There’s a cowboy in Saratoga County with a big heart, well-stocked bar and a secret. In his basement lies the most elaborate karaoke setup this side of Memphis. There’s a stage, lights and every song you could possible sing out of key. When the moon is full he’ll invite friends over for some libation and lively conversation, but all paths eventually lead downstairs to that microphone where a rock star is born. Like the movie “Fight Club”, there are only a handful of rules at this ‘karaoke club’, but one of them is that EVERYBODY sings.
There’s something terrifying and wonderful about getting up in front of strangers to perform, but if they connect with you something special happens. That my friends, is theatre.
This month’s magazine tips its hat to the local arts and theatre scene, people who take words on the page and bring them to life on the stage. We are blessed to have an abundance of arts in our Capital Region – from Proctor’s, the Palace and Cap Rep, to the smaller venues where actor and audience can make that connection, such as Park Playhouse, Curtain Call Theatre and the Ghent Playhouse. We also have musicians and singers as good as any you’d find in New York or L.A.
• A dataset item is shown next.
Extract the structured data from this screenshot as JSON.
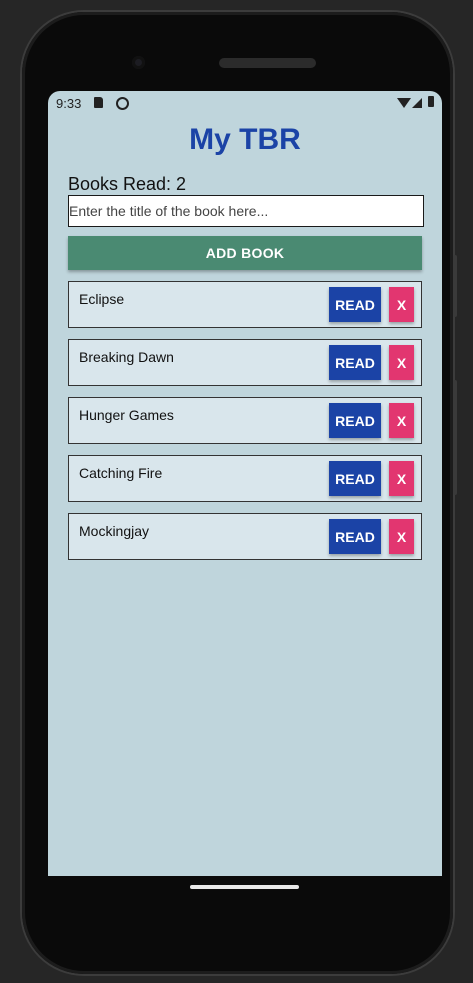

I didn’t see my first Broadway show until I was 17, but it was love at first sight. The show was “Evita “and to this day I still catch myself singing “Oh What A Circus” when no one is watching. My favorite show hands down is “Rent”. I’ve seen it 10 times from the Big Apple to Boston to the many performances in Schenectady. There’s just something about Roger and Mimi’s love story that gets me every time. “Jesus Christ Superstar” is also one of my favorite scores, although my attraction to that show is more of a spiritual thing. “Les Miserable” is a terrific show if revolution is more your style. When Jean Valjean sings “Bring Him Home” you can hear a tear drop in the last row of the theater. And “Jekyll and Hyde” is a guilty pleasure of mine with the mad doctor wreaking havoc to the music of Frank Wildhorn. You haven’t heard a love song until you’ve heard the character Lucy sing “Someone Like You”.
The best acting performance I’ve ever seen was Brian Dennehy in “Death of a Salesman”. While he was truly amazing, I’d forgotten how dark the theme was in that show. You walk out of the theater into Times Square in anything but a party mood. Julia Roberts sat a few rows in front of me with her boyfriend (at the time) Benjamin Bratt, but refused to turn around no matter how much popcorn I threw at her. I’m kidding. Not about her being there, but about throwing food. Security was watching me.
My closest encounter with a star came in 1999 when I saw the James Joyce play “The Dead” starring Christopher Walken. Glenn Close, a personal friend of Walken’s, was in the audience. My mom had a bad leg so when the play was over we had to sit and wait until everyone cleared out before we could leave. As luck would have it, Ms. Close hung around too, and I had a chance to introduce her to my mom. She could not have been more gracious. I was dying to ask her if her favorite dish was rabbit stew, but I behaved.
My sister and I also had a chance to meet David Hyde Pierce. He did a play a couple of years back called “Curtains” and afterward we hung out by the stage door like a couple of stalkers. He eventually came out to sign autographs and when I said, “We’re from the Capital Region,” he lit right up and chatted for a moment. David was born and raised in Saratoga, so he was happy to meet folks from ‘back home’. What struck me as funny was not 10 minutes later I saw him walk into a Starbucks with a baseball cap on and no one even recognized him.
While we are blessed to live so close to Manhattan, you don’t have to travel there to see talented performers. There are many fine actors honing their skills in local productions. To this day, one of the best shows I’ve ever seen was when John Astin brought “A Christmas Carol” to The Palace in Albany.
Here’s some trivia for you:
Which former Capital Region TV reporter played the sweet Bob Cratchit and held his own acting opposite the very talented Mr. Astin? Answer – John Allen. John proved my point that the size of the stage has nothing to do with the depth of the talent.
Theatre is also a wonderful escape. Perhaps dancer Twyla Tharp put it best, “Art is the only way to run away without leaving home.”
Theatre to me is like morning sunshine. You need only throw open the shutters to let it in. I say turn off the computer and TV, grab a friend and make your way to one of our many theatres in and around the region. And while there, realize that you are sharing a moment with those performers that will never happen again. That is the magic of live entertainment.
As for me, I’ll be waiting for a full moon and a call from a certain cowboy telling me the Grey Goose is chilled, the microphone is hot and Jesse’s Girl is just waiting in the wings.